One trusted computer model, the European simulation, predicted more than 45 inches (115 centimetres) in parts of North Carolina.
"Unlike Puerto Rico they have very strong power companies", he said of the Carolinas and Virginia.
"We're just trying to plan for the future here, not having a house for an extended period of time", David Garrigus said.
Rain measured in feet is "looking likely", he said.
At least 250,000 more people were due to be evacuated from the northern Outer Banks in North Carolina on Tuesday after more than 50,000 people were ordered on Monday to leave Hatteras and Ocracoke, the southernmost of the state's barrier islands.
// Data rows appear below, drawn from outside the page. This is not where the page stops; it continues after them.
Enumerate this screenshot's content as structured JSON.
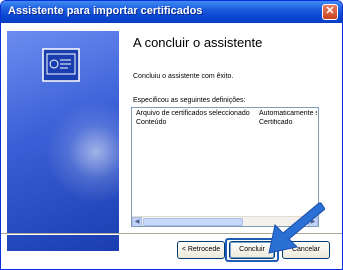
{
  "window": {
    "title": "Assistente para importar certificados",
    "close_glyph": "✕"
  },
  "wizard": {
    "heading": "A concluir o assistente",
    "message": "Concluiu o assistente com êxito.",
    "settings_label": "Especificou as seguintes definições:",
    "settings_rows": [
      {
        "name": "Arquivo de certificados seleccionado",
        "value": "Automaticamente s"
      },
      {
        "name": "Conteúdo",
        "value": "Certificado"
      }
    ]
  },
  "buttons": {
    "back": "< Retrocede",
    "finish": "Concluir",
    "cancel": "Cancelar"
  },
  "colors": {
    "title_bar": "#0a46d2",
    "side_panel": "#3a5fd6",
    "pointer_arrow": "#2a6fd4"
  },
  "icons": {
    "side": "certificate-icon",
    "pointer": "arrow-pointer-icon"
  }
}
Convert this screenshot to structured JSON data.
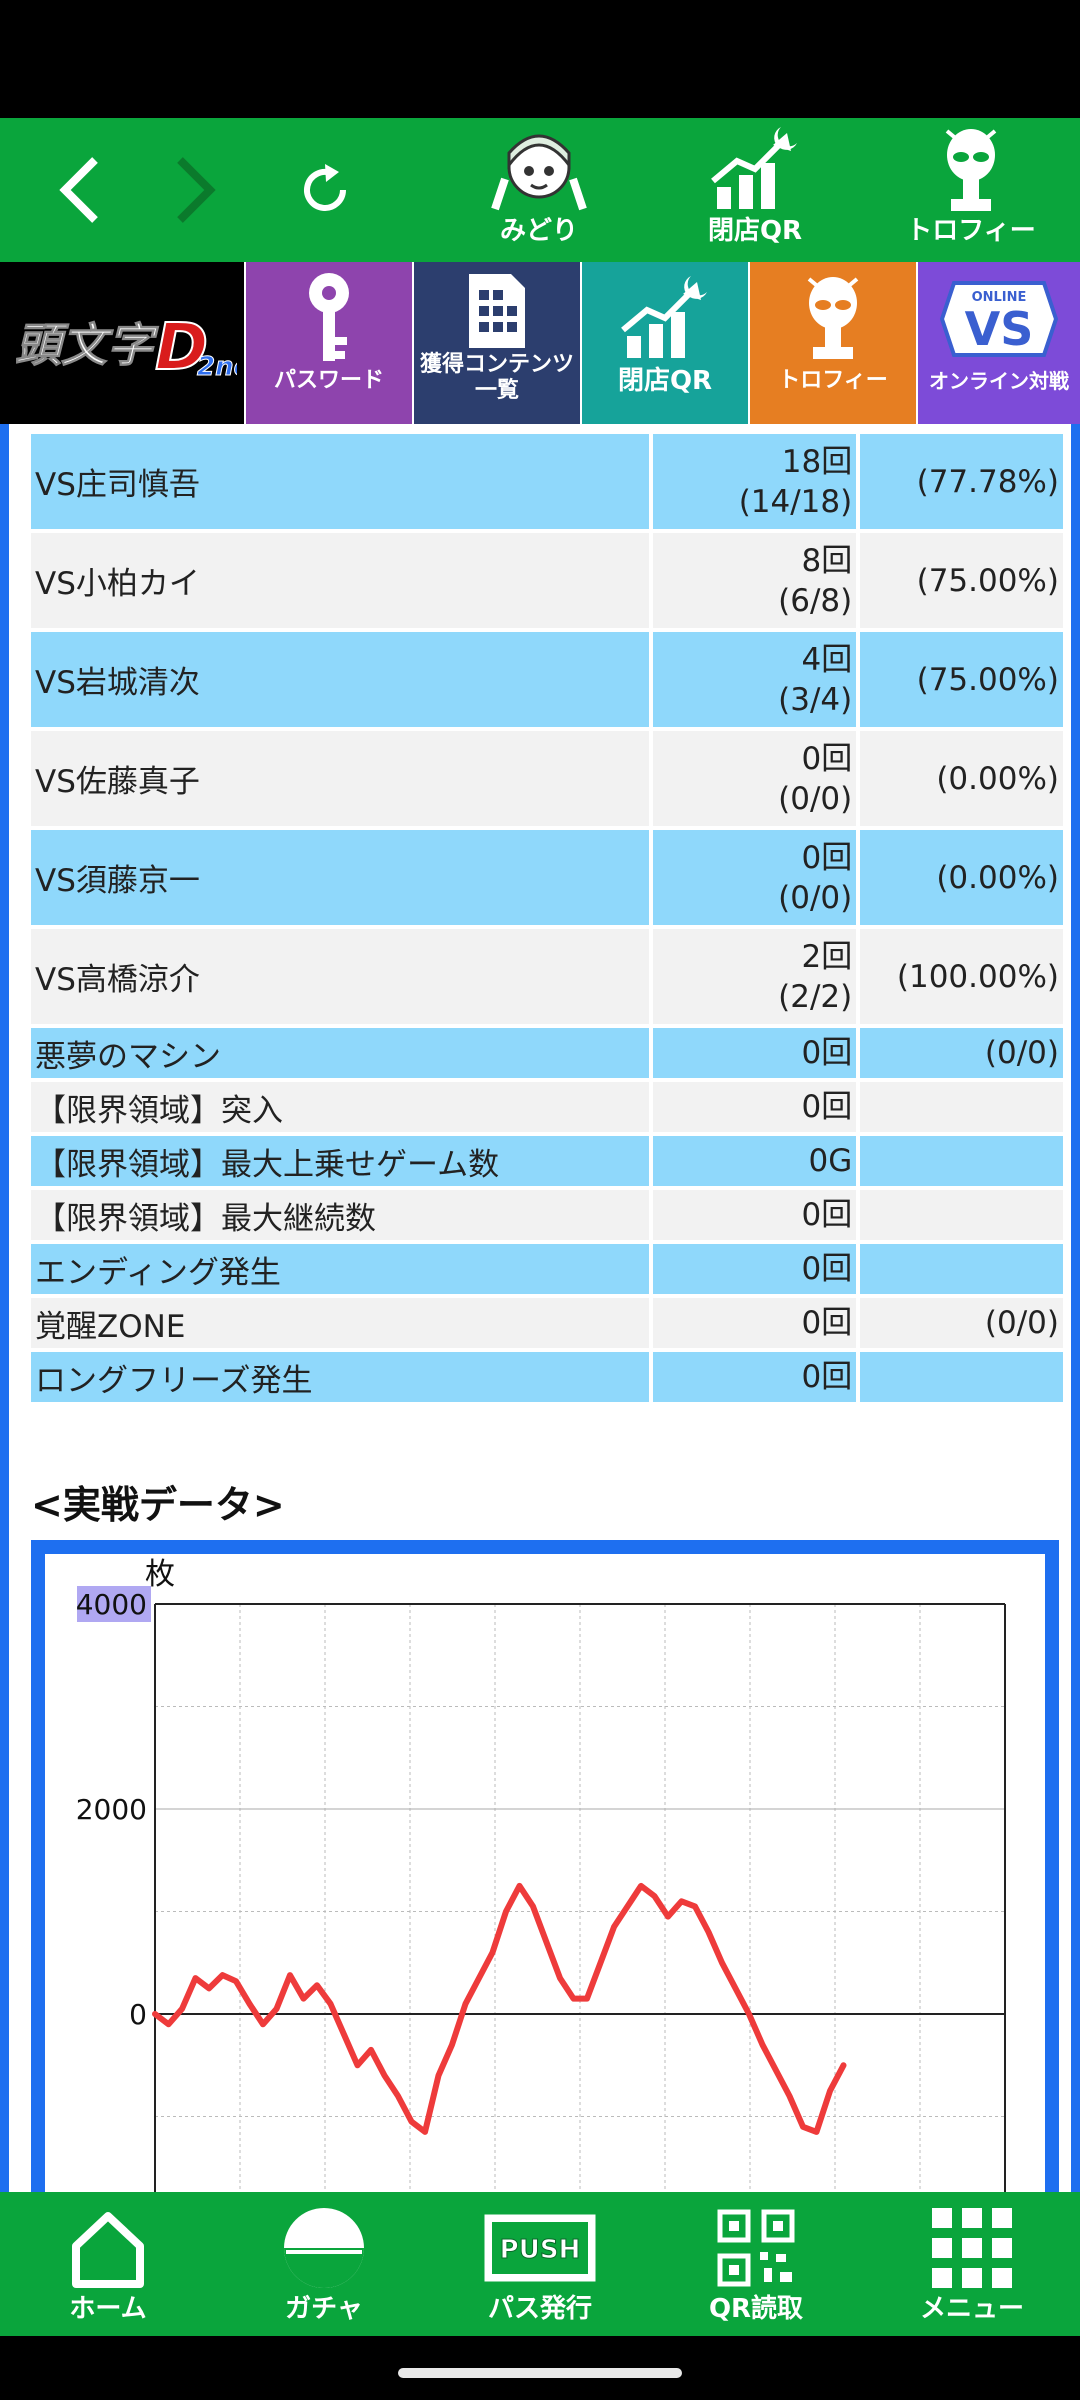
{
  "top_nav": {
    "back_label": "back",
    "forward_label": "forward",
    "items": [
      {
        "label": "みどり",
        "icon": "midori-character-icon"
      },
      {
        "label": "閉店QR",
        "icon": "chart-moon-icon"
      },
      {
        "label": "トロフィー",
        "icon": "alien-trophy-icon"
      }
    ]
  },
  "menu_strip": {
    "logo_text": "頭文字D 2nd",
    "tiles": [
      {
        "label": "パスワード",
        "color": "#8e44ad"
      },
      {
        "label1": "獲得コンテンツ",
        "label2": "一覧",
        "color": "#2c3e6e"
      },
      {
        "label": "閉店QR",
        "color": "#16a39a"
      },
      {
        "label": "トロフィー",
        "color": "#e67e22"
      },
      {
        "label": "オンライン対戦",
        "color": "#7d4bd8",
        "badge_small": "ONLINE",
        "badge_big": "VS"
      }
    ]
  },
  "stats_rows": [
    {
      "name": "VS庄司慎吾",
      "count": "18回",
      "ratio": "(14/18)",
      "pct": "(77.78%)"
    },
    {
      "name": "VS小柏カイ",
      "count": "8回",
      "ratio": "(6/8)",
      "pct": "(75.00%)"
    },
    {
      "name": "VS岩城清次",
      "count": "4回",
      "ratio": "(3/4)",
      "pct": "(75.00%)"
    },
    {
      "name": "VS佐藤真子",
      "count": "0回",
      "ratio": "(0/0)",
      "pct": "(0.00%)"
    },
    {
      "name": "VS須藤京一",
      "count": "0回",
      "ratio": "(0/0)",
      "pct": "(0.00%)"
    },
    {
      "name": "VS高橋涼介",
      "count": "2回",
      "ratio": "(2/2)",
      "pct": "(100.00%)"
    },
    {
      "name": "悪夢のマシン",
      "count": "0回",
      "ratio": "",
      "pct": "(0/0)"
    },
    {
      "name": "【限界領域】突入",
      "count": "0回",
      "ratio": "",
      "pct": ""
    },
    {
      "name": "【限界領域】最大上乗せゲーム数",
      "count": "0G",
      "ratio": "",
      "pct": ""
    },
    {
      "name": "【限界領域】最大継続数",
      "count": "0回",
      "ratio": "",
      "pct": ""
    },
    {
      "name": "エンディング発生",
      "count": "0回",
      "ratio": "",
      "pct": ""
    },
    {
      "name": "覚醒ZONE",
      "count": "0回",
      "ratio": "",
      "pct": "(0/0)"
    },
    {
      "name": "ロングフリーズ発生",
      "count": "0回",
      "ratio": "",
      "pct": ""
    }
  ],
  "section_title": "<実戦データ>",
  "chart_data": {
    "type": "line",
    "title": "",
    "ylabel": "枚",
    "xlabel": "",
    "ylim": [
      -1800,
      4000
    ],
    "y_ticks": [
      "4000",
      "2000",
      "0"
    ],
    "y_tick_values": [
      4000,
      2000,
      0
    ],
    "grid": true,
    "color": "#ee3b3b",
    "series": [
      {
        "values": [
          0,
          -100,
          50,
          350,
          250,
          380,
          320,
          100,
          -100,
          50,
          380,
          150,
          280,
          100,
          -200,
          -500,
          -350,
          -600,
          -800,
          -1050,
          -1150,
          -600,
          -300,
          100,
          350,
          600,
          1000,
          1250,
          1050,
          700,
          350,
          150,
          150,
          500,
          850,
          1050,
          1250,
          1150,
          950,
          1100,
          1050,
          800,
          500,
          250,
          0,
          -300,
          -550,
          -800,
          -1100,
          -1150,
          -750,
          -500
        ]
      }
    ]
  },
  "bottom_nav": [
    {
      "label": "ホーム",
      "icon": "home-icon"
    },
    {
      "label": "ガチャ",
      "icon": "gacha-capsule-icon"
    },
    {
      "label": "パス発行",
      "icon": "push-ticket-icon",
      "badge": "PUSH"
    },
    {
      "label": "QR読取",
      "icon": "qr-code-icon"
    },
    {
      "label": "メニュー",
      "icon": "grid-menu-icon"
    }
  ]
}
Typically, local governments in the state make the call on evacuations. "It's a big one", he said.
A storm covering enormous area, to drench and lash more people.
"Everyone who is staying here is either a real old-timer, someone who doesn't know where would be better, or someone involved in emergency operations one way or another", said Fox.